Occupational safety has improved immensely over the decades, but in industries with traditionally high injury rates, such as manufacturing, lumber or food processing, work is still dangerous, putting employees at risk and leaving employers vulnerable to expensive accidents. But how much can just one safety inspection help?
Quite a bit, the new analysis suggests: Just one inspection saved companies 26 percent on workers compensation claims over five years.
Of 818 companies with more than 10 employees, the 409 that were randomly selected for inspections saved an average of $355,000 over five years in worker injury claims and compensation at each firm, compared with the other 409 similar companies that were not inspected.
And that’s no small potatoes for most of these places of business. In the sample, that savings worked out to be about 14 percent of the average annual payroll of these companies. What’s more, this added focus on safety did not lower company profits or workforce size. The findings were published online May 17 in Science.
A clearer way to understand healthcare expenses.
Paying medical bills in the United States is sometimes more painful than surgery. With a labyrinth of codes and billing forms that insurance holders never quite understand, mistakes are being made that cost consumers and their employers big bucks.
Making some sense out of the mess is an unlikely trio of Israeli startup entrepreneurs who have developed Simplee, a healthcare billing management portal tailor-made for the United States.
A user signs up, logs in with healthcare insurance details and in an instant a profile is generated. The system, built on sophisticated algorithms, collects American healthcare insurance data and gives users a friendly interface that points out anomalies and cost-saving measures and allows people to upgrade or choose more appropriate coverage with no or little cost.
For now the service is free to use, with only savings to earn.
Founded in 2010 out of a development center in Hod Hasharon, Israel, and a team in Palo Alto, California, Simplee is already helping Americans save money by making the billing system more transparent.
If the company of 15 employees makes it work, Simplee could usher in healthcare reform, COO Roberto Rabinovich tells ISRAEL21c. While the platform is already in use by thousands of individuals in the United States, the sole focus for the foreseeable future is to partner with corporations looking to save on their employee healthcare plans. Starbucks, notes Rabinovich, spends more money on healthcare policies than it does on coffee beans.
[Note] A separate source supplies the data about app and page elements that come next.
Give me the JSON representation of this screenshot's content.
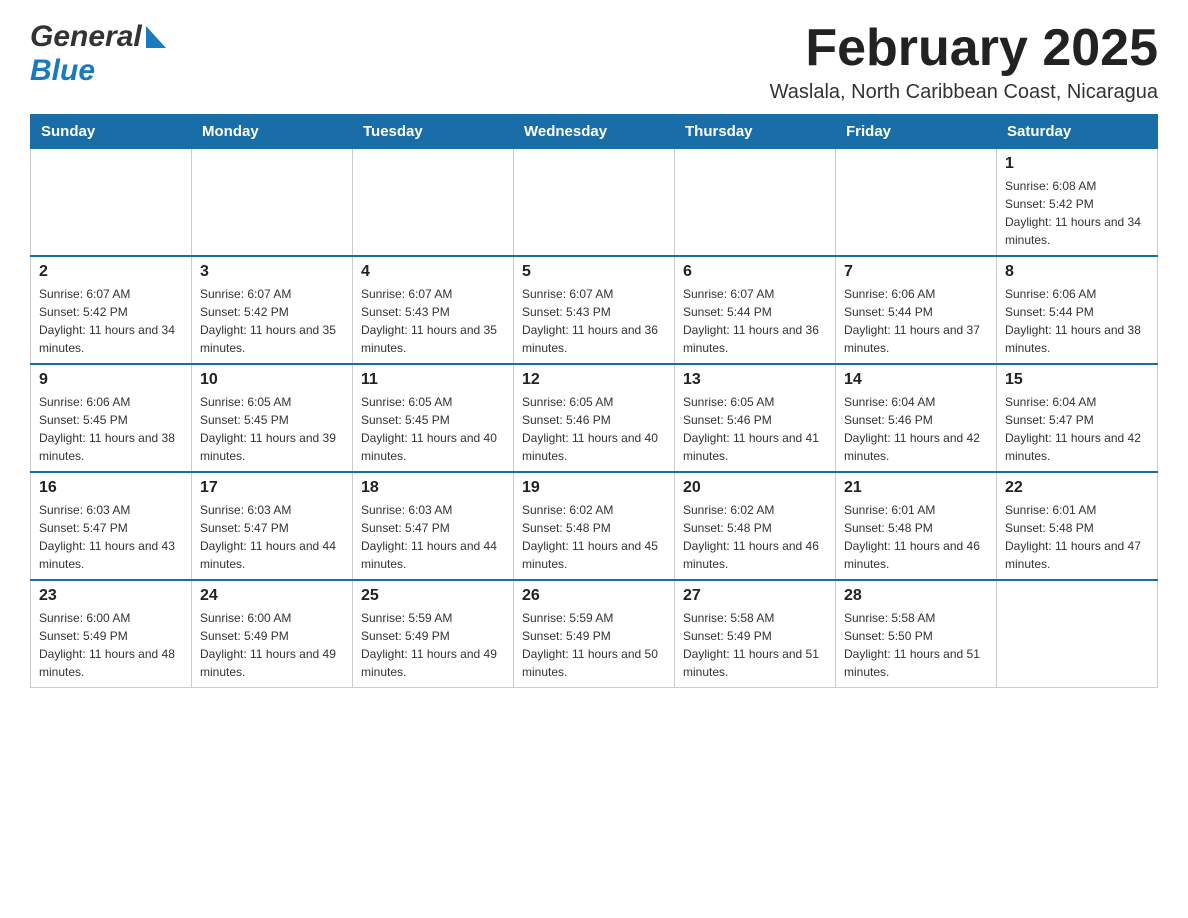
{
  "logo": {
    "line1": "General",
    "arrow_color": "#1a7abf",
    "line2": "Blue"
  },
  "header": {
    "month_year": "February 2025",
    "location": "Waslala, North Caribbean Coast, Nicaragua"
  },
  "days_of_week": [
    "Sunday",
    "Monday",
    "Tuesday",
    "Wednesday",
    "Thursday",
    "Friday",
    "Saturday"
  ],
  "weeks": [
    [
      {
        "day": "",
        "sunrise": "",
        "sunset": "",
        "daylight": "",
        "empty": true
      },
      {
        "day": "",
        "sunrise": "",
        "sunset": "",
        "daylight": "",
        "empty": true
      },
      {
        "day": "",
        "sunrise": "",
        "sunset": "",
        "daylight": "",
        "empty": true
      },
      {
        "day": "",
        "sunrise": "",
        "sunset": "",
        "daylight": "",
        "empty": true
      },
      {
        "day": "",
        "sunrise": "",
        "sunset": "",
        "daylight": "",
        "empty": true
      },
      {
        "day": "",
        "sunrise": "",
        "sunset": "",
        "daylight": "",
        "empty": true
      },
      {
        "day": "1",
        "sunrise": "Sunrise: 6:08 AM",
        "sunset": "Sunset: 5:42 PM",
        "daylight": "Daylight: 11 hours and 34 minutes.",
        "empty": false
      }
    ],
    [
      {
        "day": "2",
        "sunrise": "Sunrise: 6:07 AM",
        "sunset": "Sunset: 5:42 PM",
        "daylight": "Daylight: 11 hours and 34 minutes.",
        "empty": false
      },
      {
        "day": "3",
        "sunrise": "Sunrise: 6:07 AM",
        "sunset": "Sunset: 5:42 PM",
        "daylight": "Daylight: 11 hours and 35 minutes.",
        "empty": false
      },
      {
        "day": "4",
        "sunrise": "Sunrise: 6:07 AM",
        "sunset": "Sunset: 5:43 PM",
        "daylight": "Daylight: 11 hours and 35 minutes.",
        "empty": false
      },
      {
        "day": "5",
        "sunrise": "Sunrise: 6:07 AM",
        "sunset": "Sunset: 5:43 PM",
        "daylight": "Daylight: 11 hours and 36 minutes.",
        "empty": false
      },
      {
        "day": "6",
        "sunrise": "Sunrise: 6:07 AM",
        "sunset": "Sunset: 5:44 PM",
        "daylight": "Daylight: 11 hours and 36 minutes.",
        "empty": false
      },
      {
        "day": "7",
        "sunrise": "Sunrise: 6:06 AM",
        "sunset": "Sunset: 5:44 PM",
        "daylight": "Daylight: 11 hours and 37 minutes.",
        "empty": false
      },
      {
        "day": "8",
        "sunrise": "Sunrise: 6:06 AM",
        "sunset": "Sunset: 5:44 PM",
        "daylight": "Daylight: 11 hours and 38 minutes.",
        "empty": false
      }
    ],
    [
      {
        "day": "9",
        "sunrise": "Sunrise: 6:06 AM",
        "sunset": "Sunset: 5:45 PM",
        "daylight": "Daylight: 11 hours and 38 minutes.",
        "empty": false
      },
      {
        "day": "10",
        "sunrise": "Sunrise: 6:05 AM",
        "sunset": "Sunset: 5:45 PM",
        "daylight": "Daylight: 11 hours and 39 minutes.",
        "empty": false
      },
      {
        "day": "11",
        "sunrise": "Sunrise: 6:05 AM",
        "sunset": "Sunset: 5:45 PM",
        "daylight": "Daylight: 11 hours and 40 minutes.",
        "empty": false
      },
      {
        "day": "12",
        "sunrise": "Sunrise: 6:05 AM",
        "sunset": "Sunset: 5:46 PM",
        "daylight": "Daylight: 11 hours and 40 minutes.",
        "empty": false
      },
      {
        "day": "13",
        "sunrise": "Sunrise: 6:05 AM",
        "sunset": "Sunset: 5:46 PM",
        "daylight": "Daylight: 11 hours and 41 minutes.",
        "empty": false
      },
      {
        "day": "14",
        "sunrise": "Sunrise: 6:04 AM",
        "sunset": "Sunset: 5:46 PM",
        "daylight": "Daylight: 11 hours and 42 minutes.",
        "empty": false
      },
      {
        "day": "15",
        "sunrise": "Sunrise: 6:04 AM",
        "sunset": "Sunset: 5:47 PM",
        "daylight": "Daylight: 11 hours and 42 minutes.",
        "empty": false
      }
    ],
    [
      {
        "day": "16",
        "sunrise": "Sunrise: 6:03 AM",
        "sunset": "Sunset: 5:47 PM",
        "daylight": "Daylight: 11 hours and 43 minutes.",
        "empty": false
      },
      {
        "day": "17",
        "sunrise": "Sunrise: 6:03 AM",
        "sunset": "Sunset: 5:47 PM",
        "daylight": "Daylight: 11 hours and 44 minutes.",
        "empty": false
      },
      {
        "day": "18",
        "sunrise": "Sunrise: 6:03 AM",
        "sunset": "Sunset: 5:47 PM",
        "daylight": "Daylight: 11 hours and 44 minutes.",
        "empty": false
      },
      {
        "day": "19",
        "sunrise": "Sunrise: 6:02 AM",
        "sunset": "Sunset: 5:48 PM",
        "daylight": "Daylight: 11 hours and 45 minutes.",
        "empty": false
      },
      {
        "day": "20",
        "sunrise": "Sunrise: 6:02 AM",
        "sunset": "Sunset: 5:48 PM",
        "daylight": "Daylight: 11 hours and 46 minutes.",
        "empty": false
      },
      {
        "day": "21",
        "sunrise": "Sunrise: 6:01 AM",
        "sunset": "Sunset: 5:48 PM",
        "daylight": "Daylight: 11 hours and 46 minutes.",
        "empty": false
      },
      {
        "day": "22",
        "sunrise": "Sunrise: 6:01 AM",
        "sunset": "Sunset: 5:48 PM",
        "daylight": "Daylight: 11 hours and 47 minutes.",
        "empty": false
      }
    ],
    [
      {
        "day": "23",
        "sunrise": "Sunrise: 6:00 AM",
        "sunset": "Sunset: 5:49 PM",
        "daylight": "Daylight: 11 hours and 48 minutes.",
        "empty": false
      },
      {
        "day": "24",
        "sunrise": "Sunrise: 6:00 AM",
        "sunset": "Sunset: 5:49 PM",
        "daylight": "Daylight: 11 hours and 49 minutes.",
        "empty": false
      },
      {
        "day": "25",
        "sunrise": "Sunrise: 5:59 AM",
        "sunset": "Sunset: 5:49 PM",
        "daylight": "Daylight: 11 hours and 49 minutes.",
        "empty": false
      },
      {
        "day": "26",
        "sunrise": "Sunrise: 5:59 AM",
        "sunset": "Sunset: 5:49 PM",
        "daylight": "Daylight: 11 hours and 50 minutes.",
        "empty": false
      },
      {
        "day": "27",
        "sunrise": "Sunrise: 5:58 AM",
        "sunset": "Sunset: 5:49 PM",
        "daylight": "Daylight: 11 hours and 51 minutes.",
        "empty": false
      },
      {
        "day": "28",
        "sunrise": "Sunrise: 5:58 AM",
        "sunset": "Sunset: 5:50 PM",
        "daylight": "Daylight: 11 hours and 51 minutes.",
        "empty": false
      },
      {
        "day": "",
        "sunrise": "",
        "sunset": "",
        "daylight": "",
        "empty": true
      }
    ]
  ]
}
Many people are profoundly misinformed about how much energy they use and how much they can save, according to a study published in PNAS on Monday. A sampling of adults showed that most people incorrectly think that actions like turning off lights and unplugging idle cell phone chargers save more energy than using more efficient appliances, like compact fluorescent light bulbs. They also proved to be poor at estimating differences in energy use between various appliances, suggesting that the public needs a significant re-education on energy use.